What is it about White County? In the same month that White County Memorial Hospital said it’s ready to merge with Indianapolis-based Clarian Health, now White County’s Monticello Medical Center is selling its four-physician family practice to St. Elizabeth Regional Health in Lafayette. St. Elizabeth is part of the Franciscan Alliance, which operates the three St. Francis hospitals in the Indianapolis area. Monticello, the White County seat, is about 30 miles north of Lafayette. St. Elizabeth will employ the four physicians, as well as three nurse practitioners, who collectively serve the largest percentage of White County residents. Locking up family practitioners is key for hospitals right now as they try to form themselves into “accountable care organizations” that will be paid by Medicare and private insurers for managing the long-term health of patients. Medicare’s rules will require accountable care organizations to provide family, or primary, care to at least 5,000 patients.

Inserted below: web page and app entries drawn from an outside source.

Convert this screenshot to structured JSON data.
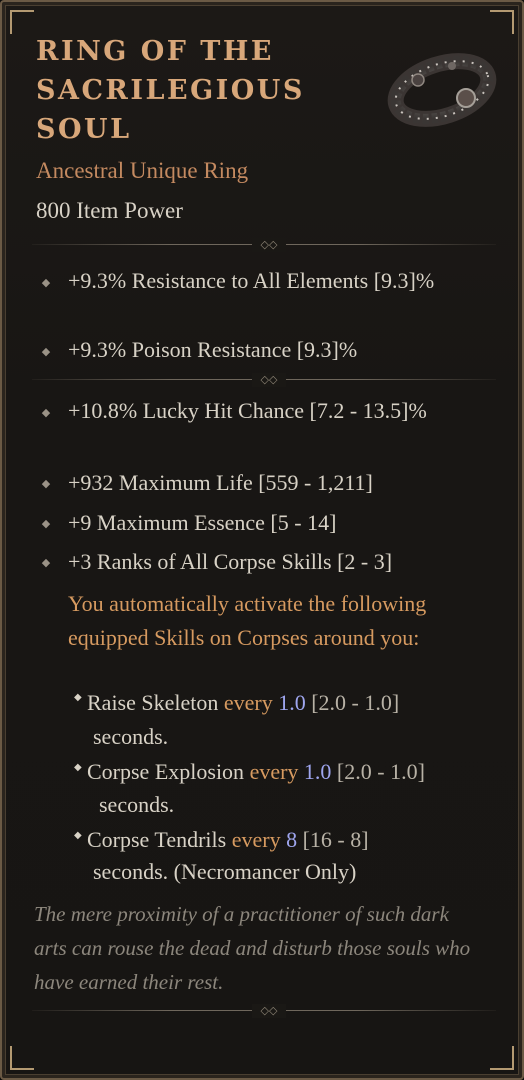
{
  "item": {
    "name": "RING OF THE SACRILEGIOUS SOUL",
    "type": "Ancestral Unique Ring",
    "power": "800 Item Power",
    "icon": "ring-icon"
  },
  "implicits": [
    {
      "text": "+9.3% Resistance to All Elements [9.3]%"
    },
    {
      "text": "+9.3% Poison Resistance [9.3]%"
    }
  ],
  "affixes": [
    {
      "text": "+10.8% Lucky Hit Chance [7.2 - 13.5]%"
    },
    {
      "text": "+932 Maximum Life [559 - 1,211]"
    },
    {
      "text": "+9 Maximum Essence [5 - 14]"
    },
    {
      "text": "+3 Ranks of All Corpse Skills [2 - 3]"
    }
  ],
  "unique_power": {
    "text": "You automatically activate the following equipped Skills on Corpses around you:",
    "skills": [
      {
        "name": "Raise Skeleton",
        "every": "every",
        "value": "1.0",
        "range": "[2.0 - 1.0]",
        "tail": "seconds."
      },
      {
        "name": "Corpse Explosion",
        "every": "every",
        "value": "1.0",
        "range": "[2.0 - 1.0]",
        "tail": "seconds."
      },
      {
        "name": "Corpse Tendrils",
        "every": "every",
        "value": "8",
        "range": "[16 - 8]",
        "tail": "seconds. (Necromancer Only)"
      }
    ]
  },
  "flavor": "The mere proximity of a practitioner of such dark arts can rouse the dead and disturb those souls who have earned their rest.",
  "colors": {
    "title": "#d8a77a",
    "unique": "#d69a60",
    "value_blue": "#9fa6ef",
    "text": "#d8d2c6",
    "flavor": "#8c867c"
  }
}
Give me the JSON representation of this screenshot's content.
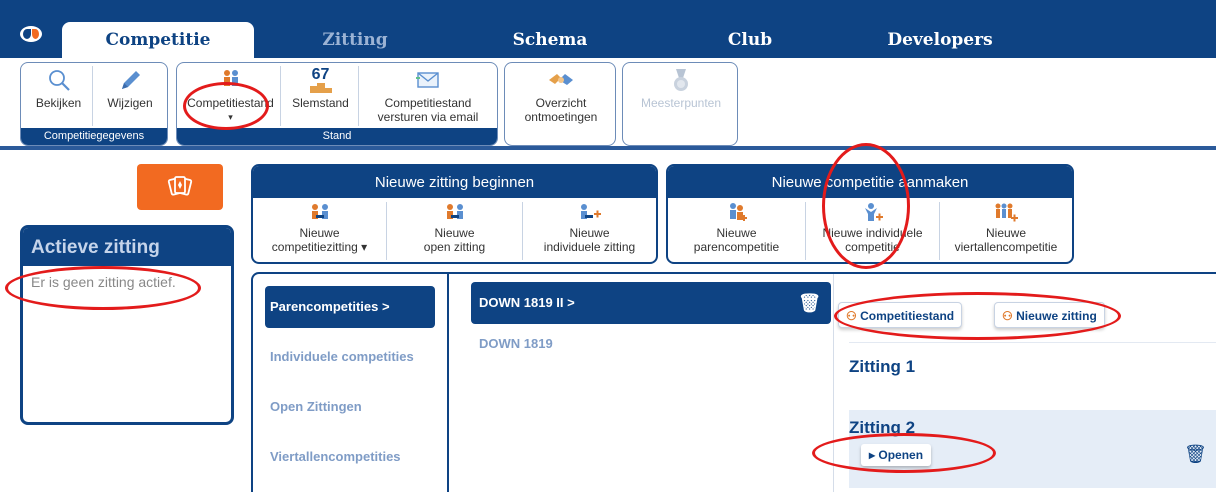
{
  "nav": {
    "tabs": [
      {
        "label": "Competitie"
      },
      {
        "label": "Zitting"
      },
      {
        "label": "Schema"
      },
      {
        "label": "Club"
      },
      {
        "label": "Developers"
      }
    ]
  },
  "ribbon": {
    "groups": [
      {
        "label": "Competitiegegevens",
        "buttons": [
          {
            "label": "Bekijken",
            "icon": "magnifier-icon"
          },
          {
            "label": "Wijzigen",
            "icon": "pencil-icon"
          }
        ]
      },
      {
        "label": "Stand",
        "buttons": [
          {
            "label": "Competitiestand",
            "icon": "players-icon",
            "caret": "▾"
          },
          {
            "label": "Slemstand",
            "icon": "podium-icon",
            "badge": "67"
          },
          {
            "label": "Competitiestand versturen via email",
            "line1": "Competitiestand",
            "line2": "versturen via email",
            "icon": "envelope-icon"
          }
        ]
      },
      {
        "label": "",
        "buttons": [
          {
            "label": "Overzicht ontmoetingen",
            "line1": "Overzicht",
            "line2": "ontmoetingen",
            "icon": "handshake-icon"
          }
        ]
      },
      {
        "label": "",
        "buttons": [
          {
            "label": "Meesterpunten",
            "icon": "medal-icon",
            "disabled": true
          }
        ]
      }
    ]
  },
  "active_session": {
    "title": "Actieve zitting",
    "message": "Er is geen zitting actief."
  },
  "new_session": {
    "title": "Nieuwe zitting beginnen",
    "buttons": [
      {
        "line1": "Nieuwe",
        "line2": "competitiezitting",
        "caret": "▾",
        "icon": "group-icon"
      },
      {
        "line1": "Nieuwe",
        "line2": "open zitting",
        "icon": "group-icon"
      },
      {
        "line1": "Nieuwe",
        "line2": "individuele zitting",
        "icon": "table-plus-icon"
      }
    ]
  },
  "new_competition": {
    "title": "Nieuwe competitie aanmaken",
    "buttons": [
      {
        "line1": "Nieuwe",
        "line2": "parencompetitie",
        "icon": "pair-plus-icon"
      },
      {
        "line1": "Nieuwe individuele",
        "line2": "competitie",
        "icon": "person-plus-icon"
      },
      {
        "line1": "Nieuwe",
        "line2": "viertallencompetitie",
        "icon": "team-plus-icon"
      }
    ]
  },
  "competitions": {
    "nav": [
      {
        "label": "Parencompetities >",
        "selected": true
      },
      {
        "label": "Individuele competities"
      },
      {
        "label": "Open Zittingen"
      },
      {
        "label": "Viertallencompetities"
      }
    ],
    "list": [
      {
        "label": "DOWN 1819 II >",
        "selected": true
      },
      {
        "label": "DOWN 1819"
      }
    ],
    "actions": {
      "standing": "Competitiestand",
      "new_session": "Nieuwe zitting"
    },
    "sessions": [
      {
        "label": "Zitting 1"
      },
      {
        "label": "Zitting 2",
        "open_label": "Openen"
      }
    ]
  },
  "colors": {
    "brand_blue": "#0e4383",
    "accent_orange": "#f26a21",
    "annotation_red": "#e31b1b"
  }
}
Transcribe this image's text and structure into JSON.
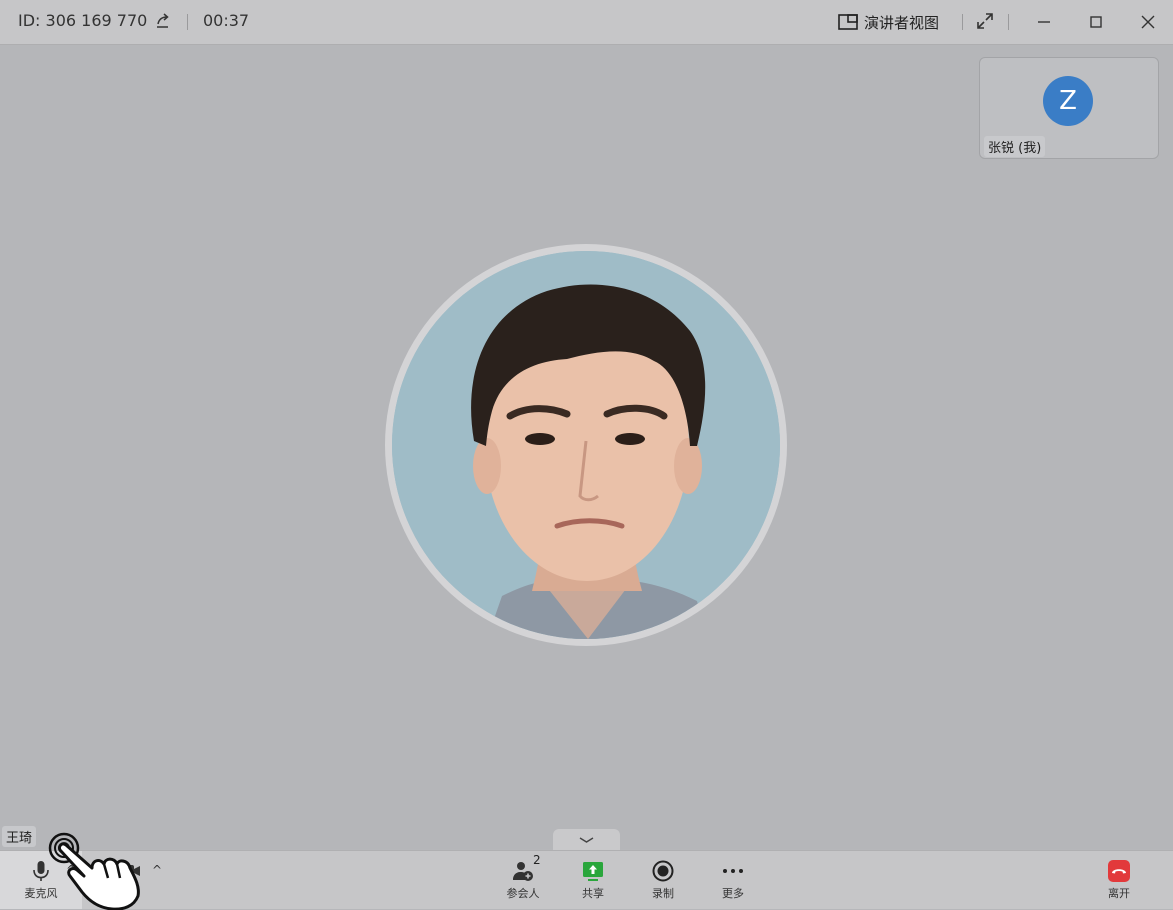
{
  "header": {
    "meeting_id": "ID:  306 169 770",
    "timer": "00:37",
    "speaker_view_label": "演讲者视图"
  },
  "self_tile": {
    "avatar_letter": "Z",
    "name": "张锐 (我)"
  },
  "active_speaker": {
    "name": "王琦"
  },
  "toolbar": {
    "mic_label": "麦克风",
    "video_label": "头",
    "participants_label": "参会人",
    "participants_count": "2",
    "share_label": "共享",
    "record_label": "录制",
    "more_label": "更多",
    "leave_label": "离开"
  },
  "colors": {
    "share_green": "#2aa63c",
    "leave_red": "#e2393b",
    "avatar_blue": "#3a7dc6"
  }
}
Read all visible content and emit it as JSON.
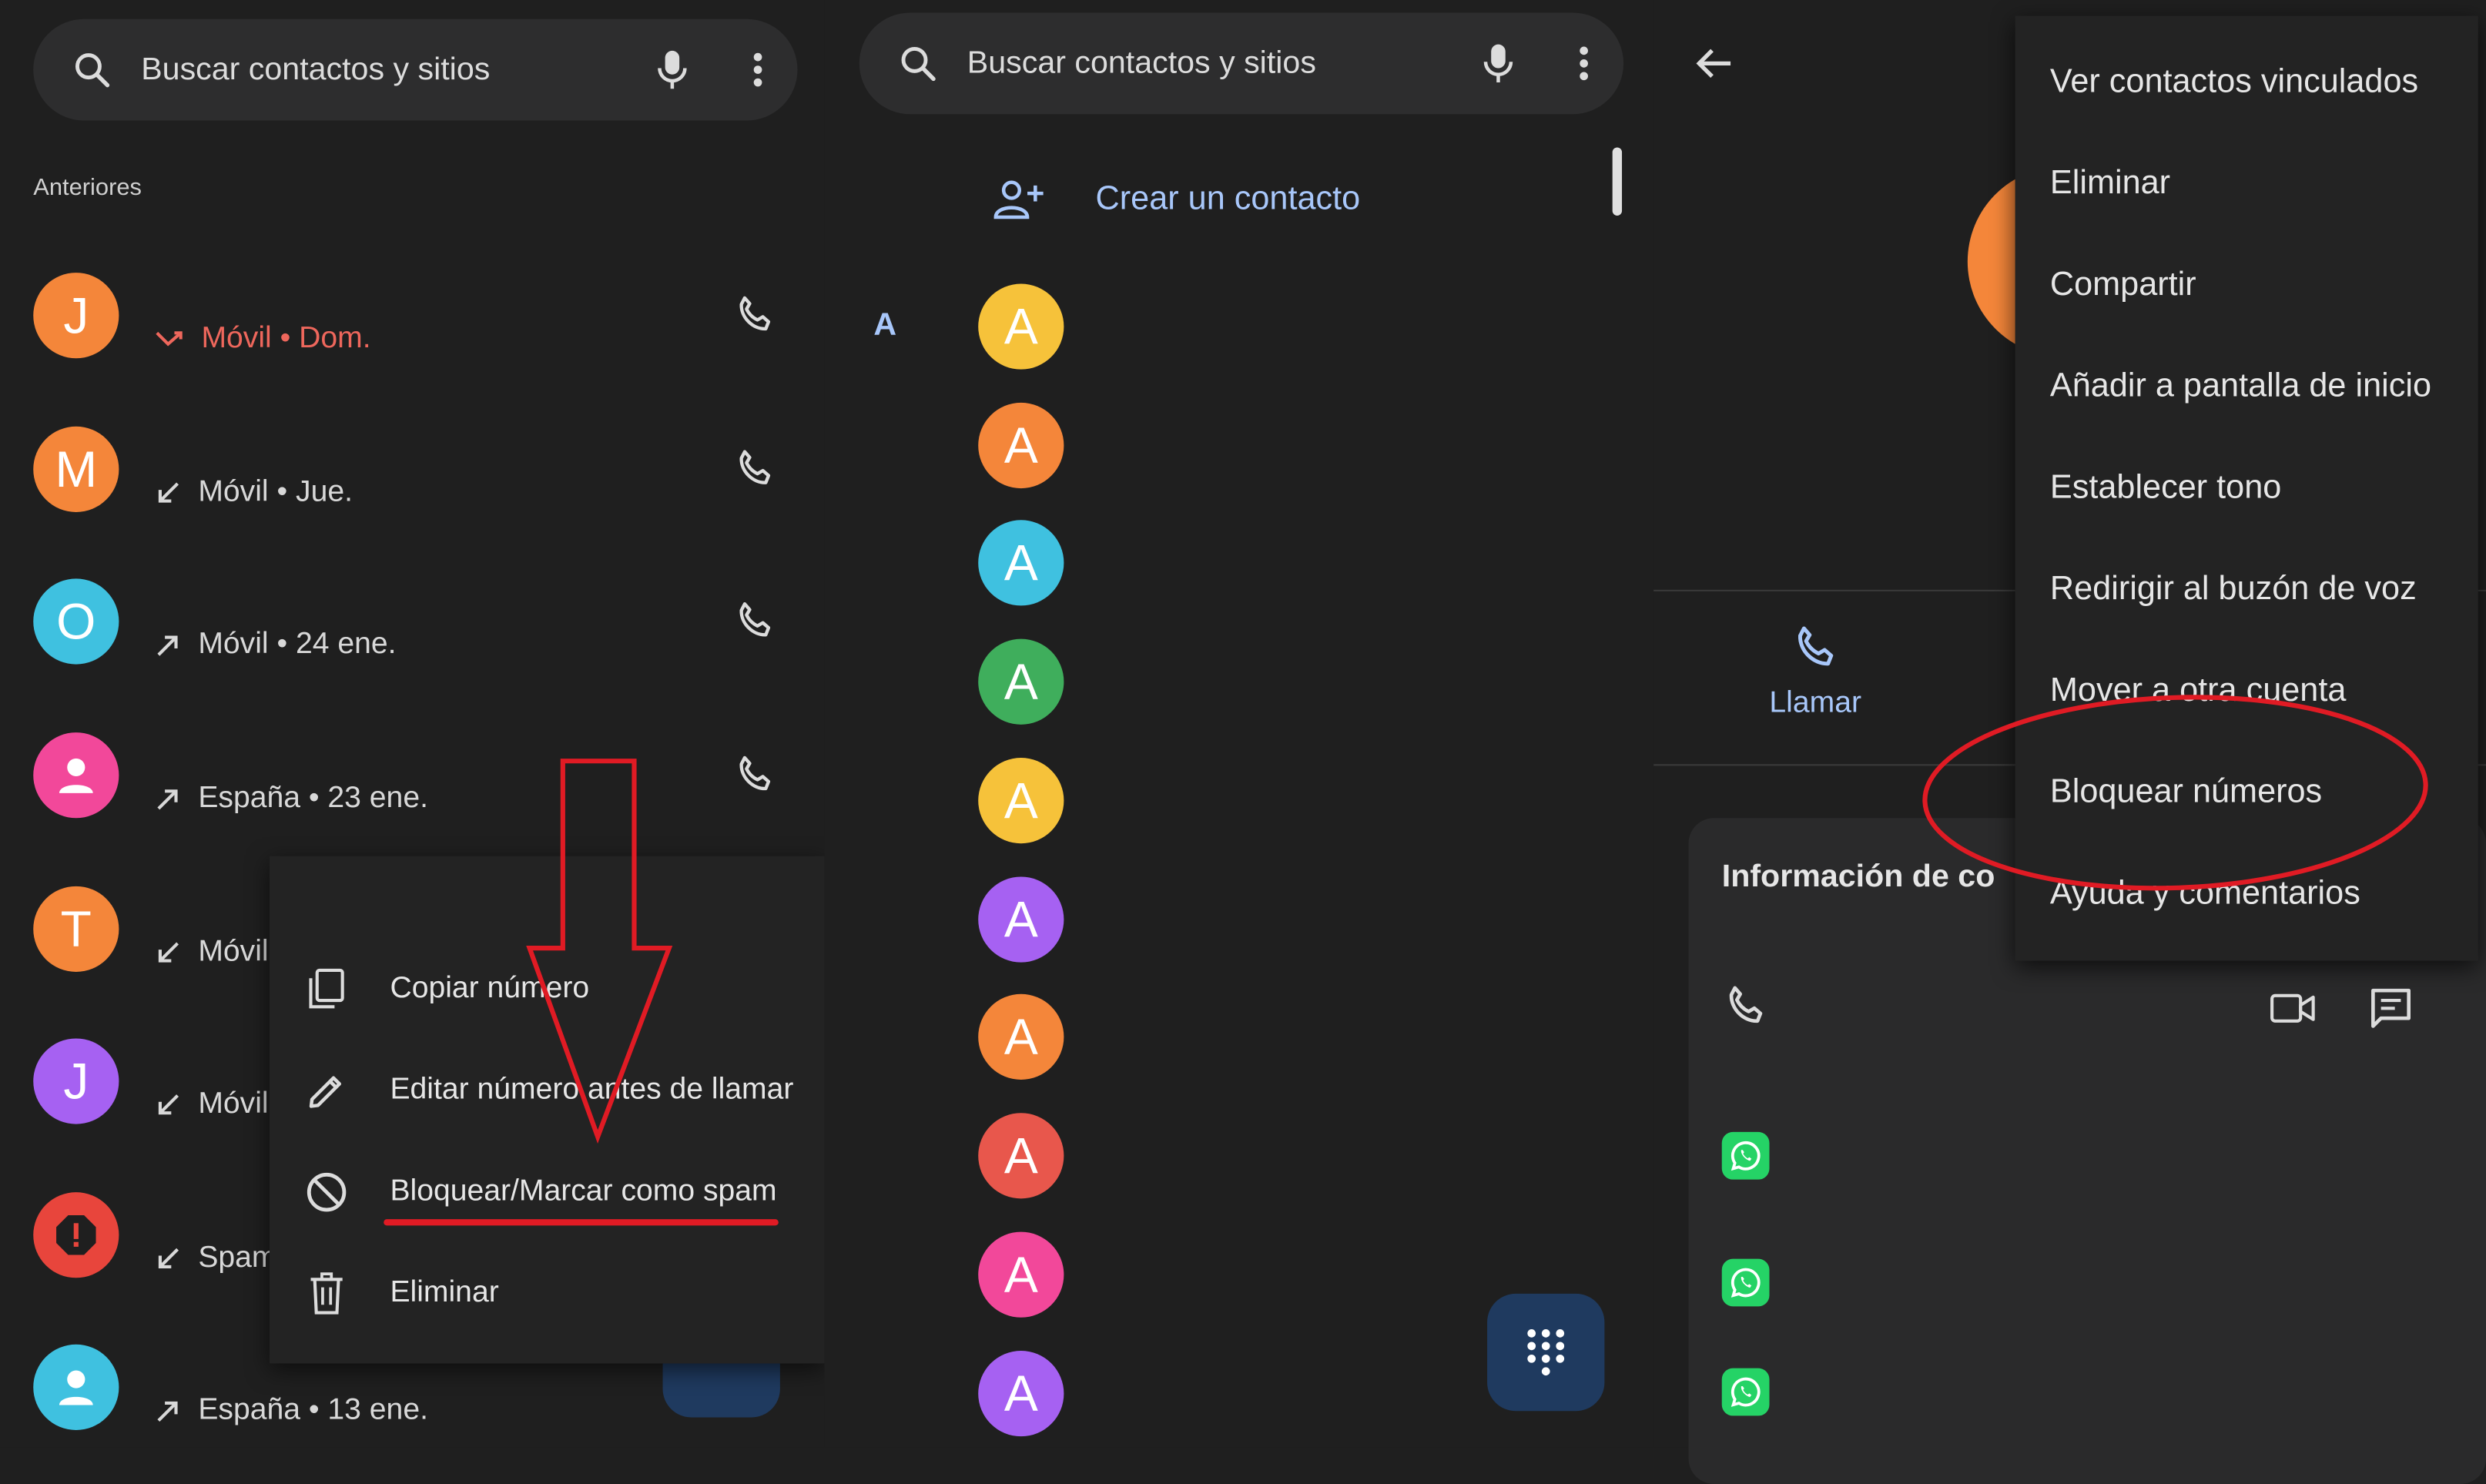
{
  "colors": {
    "bg": "#1f1f1f",
    "surface": "#2d2d2e",
    "accent_blue": "#a8c7fa",
    "missed_red": "#ee675c",
    "annotation_red": "#e01b24",
    "fab": "#1f3a5f"
  },
  "left": {
    "search_placeholder": "Buscar contactos y sitios",
    "section_label": "Anteriores",
    "calls": [
      {
        "initial": "J",
        "color": "#f4863a",
        "text": "Móvil • Dom.",
        "direction": "missed"
      },
      {
        "initial": "M",
        "color": "#f4863a",
        "text": "Móvil • Jue.",
        "direction": "incoming"
      },
      {
        "initial": "O",
        "color": "#3fc1e0",
        "text": "Móvil • 24 ene.",
        "direction": "outgoing"
      },
      {
        "initial": "",
        "color": "#f2489a",
        "text": "España • 23 ene.",
        "direction": "outgoing",
        "icon": "person-icon"
      },
      {
        "initial": "T",
        "color": "#f4863a",
        "text": "Móvil",
        "direction": "incoming"
      },
      {
        "initial": "J",
        "color": "#a661f2",
        "text": "Móvil",
        "direction": "incoming"
      },
      {
        "initial": "",
        "color": "#e8453c",
        "text": "Spam",
        "direction": "incoming",
        "icon": "spam-warning-icon"
      },
      {
        "initial": "",
        "color": "#3fc1e0",
        "text": "España • 13 ene.",
        "direction": "outgoing",
        "icon": "person-icon"
      }
    ],
    "context_menu": [
      {
        "label": "Copiar número",
        "icon": "copy-icon"
      },
      {
        "label": "Editar número antes de llamar",
        "icon": "edit-icon"
      },
      {
        "label": "Bloquear/Marcar como spam",
        "icon": "block-icon"
      },
      {
        "label": "Eliminar",
        "icon": "trash-icon"
      }
    ]
  },
  "middle": {
    "search_placeholder": "Buscar contactos y sitios",
    "create_contact": "Crear un contacto",
    "letter_header": "A",
    "contacts": [
      {
        "initial": "A",
        "color": "#f6c23a"
      },
      {
        "initial": "A",
        "color": "#f4863a"
      },
      {
        "initial": "A",
        "color": "#3fc1e0"
      },
      {
        "initial": "A",
        "color": "#3fae5c"
      },
      {
        "initial": "A",
        "color": "#f6c23a"
      },
      {
        "initial": "A",
        "color": "#a661f2"
      },
      {
        "initial": "A",
        "color": "#f4863a"
      },
      {
        "initial": "A",
        "color": "#e8574c"
      },
      {
        "initial": "A",
        "color": "#f2489a"
      },
      {
        "initial": "A",
        "color": "#a661f2"
      }
    ]
  },
  "right": {
    "call_label": "Llamar",
    "info_title": "Información de co",
    "overflow_menu": [
      "Ver contactos vinculados",
      "Eliminar",
      "Compartir",
      "Añadir a pantalla de inicio",
      "Establecer tono",
      "Redirigir al buzón de voz",
      "Mover a otra cuenta",
      "Bloquear números",
      "Ayuda y comentarios"
    ]
  }
}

Indiana University’s health care budget will fall $24.9 million short of projected expenses in 2011-12, according to the Herald-Times of Bloomington, as a low-deductible Anthem Blue Access health care plan has become too expensive to offer to its 18,000 employees. IU trustee Tom Reilly Jr. implied that employees need to cover some of the extra costs.
Eli Lilly and Co. suspended a Phase 3 clinical trial of a skin-cancer drug after 12 patients in the study died, according to Bloomberg News. The deaths, among the 300 patients in the study, “may be treatment-related,” said Amy Sousa, a Lilly spokeswoman. Lilly was testing tasisulam on patients whose skin cancer had spread and who didn’t benefit from earlier treatment. No new or existing patients will be given the drug while the company evaluates safety data for the trial. But Lilly will continue to study tasisulam against breast, ovarian and renal cancers and against soft-tissue sarcoma, the company said.